Teen Girls Now Binge More Than Boys
Adolescent girls outdrink boys, says a new study—but the influence of older boys could be to blame.

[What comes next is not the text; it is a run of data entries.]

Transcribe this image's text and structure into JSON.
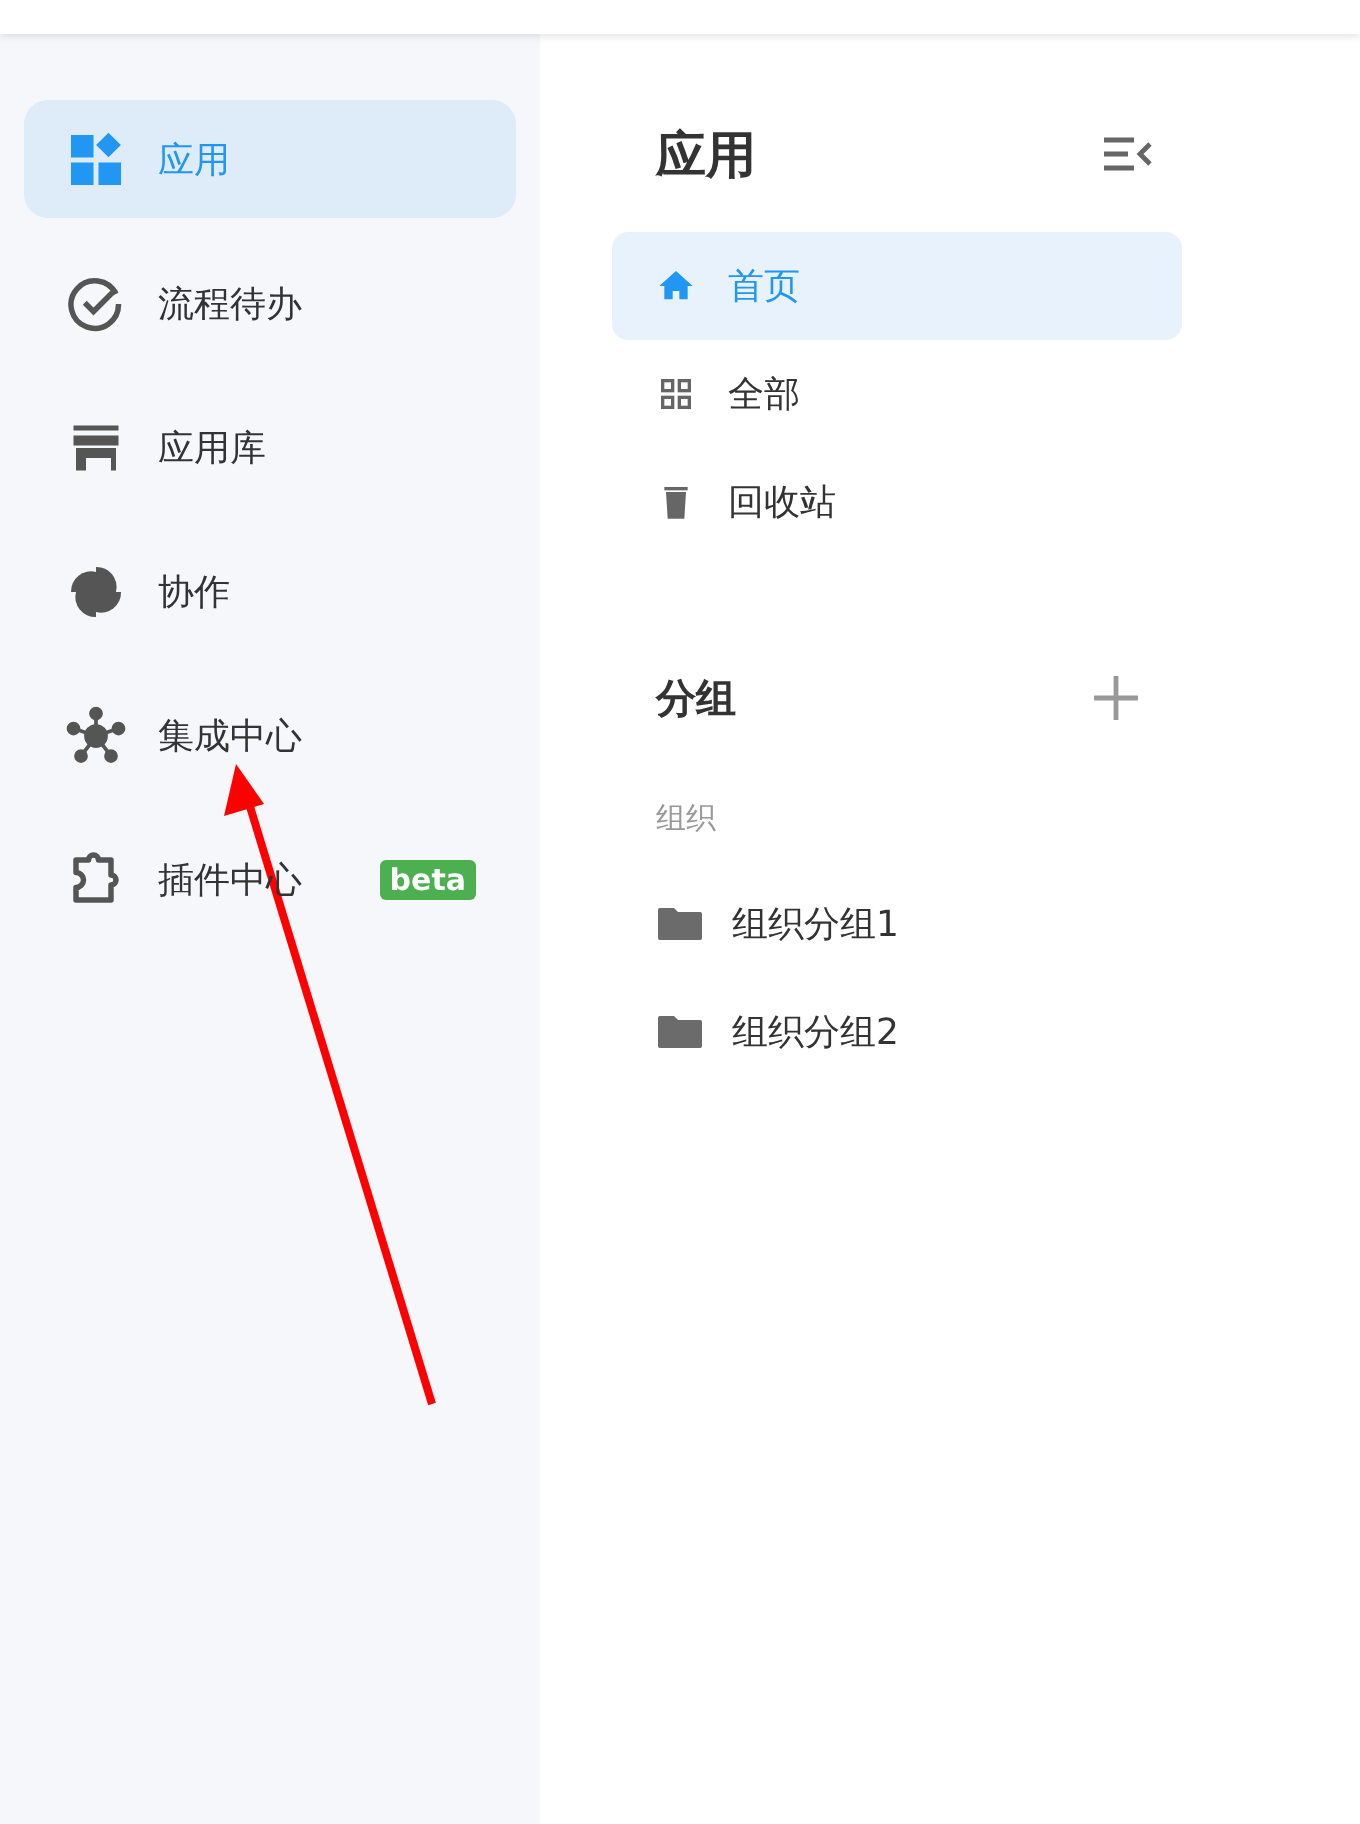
{
  "sidebar": {
    "items": [
      {
        "kind": "apps",
        "label": "应用",
        "selected": true
      },
      {
        "kind": "check",
        "label": "流程待办",
        "selected": false
      },
      {
        "kind": "store",
        "label": "应用库",
        "selected": false
      },
      {
        "kind": "pinwheel",
        "label": "协作",
        "selected": false
      },
      {
        "kind": "hub",
        "label": "集成中心",
        "selected": false
      },
      {
        "kind": "puzzle",
        "label": "插件中心",
        "selected": false,
        "badge": "beta"
      }
    ]
  },
  "panel": {
    "title": "应用",
    "nav": [
      {
        "kind": "home",
        "label": "首页",
        "selected": true
      },
      {
        "kind": "grid",
        "label": "全部",
        "selected": false
      },
      {
        "kind": "trash",
        "label": "回收站",
        "selected": false
      }
    ],
    "groups_title": "分组",
    "org_label": "组织",
    "groups": [
      {
        "label": "组织分组1"
      },
      {
        "label": "组织分组2"
      }
    ]
  },
  "annotation": {
    "kind": "arrow"
  }
}
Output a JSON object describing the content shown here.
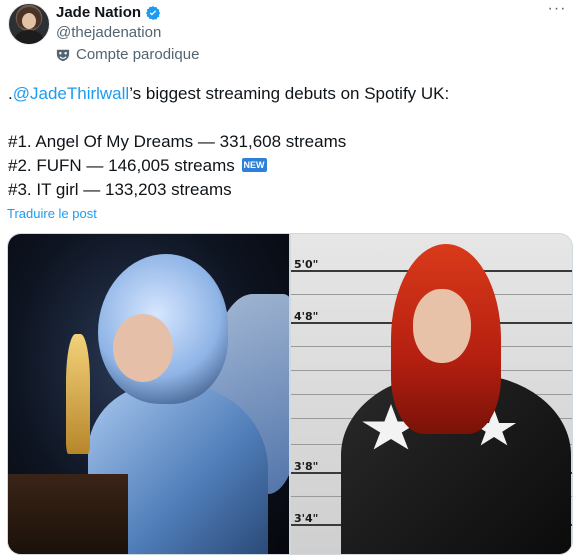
{
  "author": {
    "display_name": "Jade Nation",
    "handle": "@thejadenation",
    "label": "Compte parodique",
    "verified_color": "#1d9bf0"
  },
  "actions": {
    "more": "···"
  },
  "tweet": {
    "prefix": ".",
    "mention": "@JadeThirlwall",
    "line1_rest": "’s biggest streaming debuts on Spotify UK:",
    "items": [
      "#1. Angel Of My Dreams — 331,608 streams",
      "#2. FUFN — 146,005 streams",
      "#3. IT girl — 133,203 streams"
    ],
    "new_badge": "NEW",
    "translate": "Traduire le post"
  },
  "media": {
    "height_marks": [
      "5'0\"",
      "4'8\"",
      "3'8\"",
      "3'4\""
    ]
  },
  "colors": {
    "link": "#1d9bf0",
    "secondary_text": "#536471",
    "badge": "#2d7fd8"
  }
}
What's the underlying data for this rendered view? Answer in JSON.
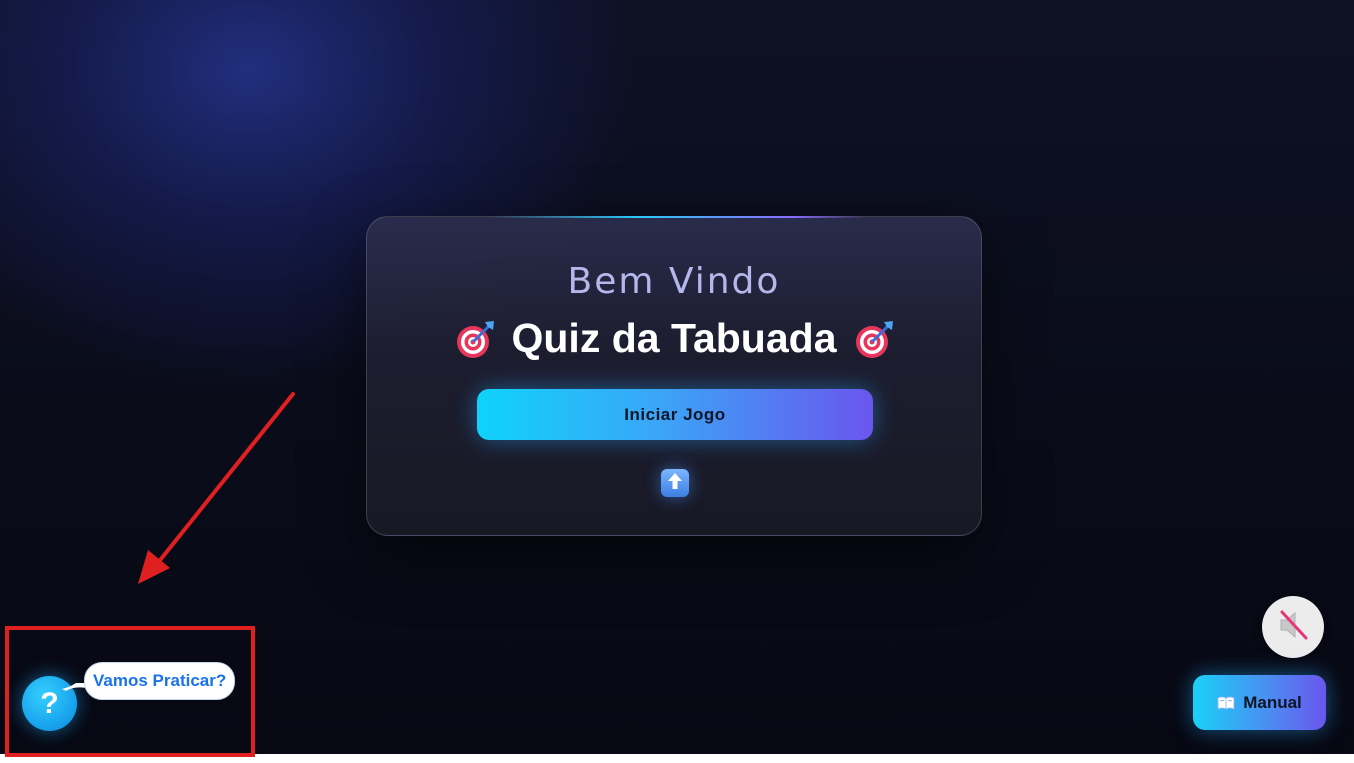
{
  "welcome_card": {
    "greeting": "Bem Vindo",
    "title": "Quiz da Tabuada",
    "start_button_label": "Iniciar Jogo",
    "left_icon": "dart-target-icon",
    "right_icon": "dart-target-icon",
    "up_icon": "up-arrow-icon"
  },
  "help": {
    "icon_label": "?",
    "bubble_text": "Vamos Praticar?"
  },
  "sound": {
    "icon": "speaker-muted-icon"
  },
  "manual": {
    "label": "Manual",
    "icon": "open-book-icon"
  },
  "annotation": {
    "arrow_color": "#e02020",
    "box_color": "#e02020"
  },
  "colors": {
    "accent_cyan": "#0fd3fa",
    "accent_violet": "#6a56ee",
    "greeting_color": "#b4b7ea",
    "bubble_text_color": "#1a73e8"
  }
}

Teenage girls are now slightly more likely to binge drink than teenage boys, according to a new study from New Zealand. Researchers from Massey University’s Social and Health Outcomes Research and Evaluation public health unit (SHORE) surveyed 2,000 people in all age groups and found that 28% of 16 and 17-year-old girls consumed at least eight drinks in one sitting last year, compared to 25% of boys in the same age range—nearly double the results from a 2004 study of the same age range. Meanwhile, the consumption of alcoholic drinks by boys in the same age range has decreased since the 2004 survey. However, experts suggest that the actual findings may be more complex, since the girls' drinking may be impacted by associations with older boys. Another factor that could skew the results is ready-to-drink (RTD) alcopops, which are often targeted towards young women. In fact, a new report found that RTD's make up 70% of the alcohol intake of girls between 14 and 17, and that people who drink RTDs usually drink more in one session than those drinking other types of booze. Also, research shows that men are actually more likely to binge drink than women once they are over 18. Says SHORE director Professor Sally Casswell: "Overall, women are still drinking only about one-third of the alcohol available in New Zealand so men are still drinking by far and away the majority of alcohol.”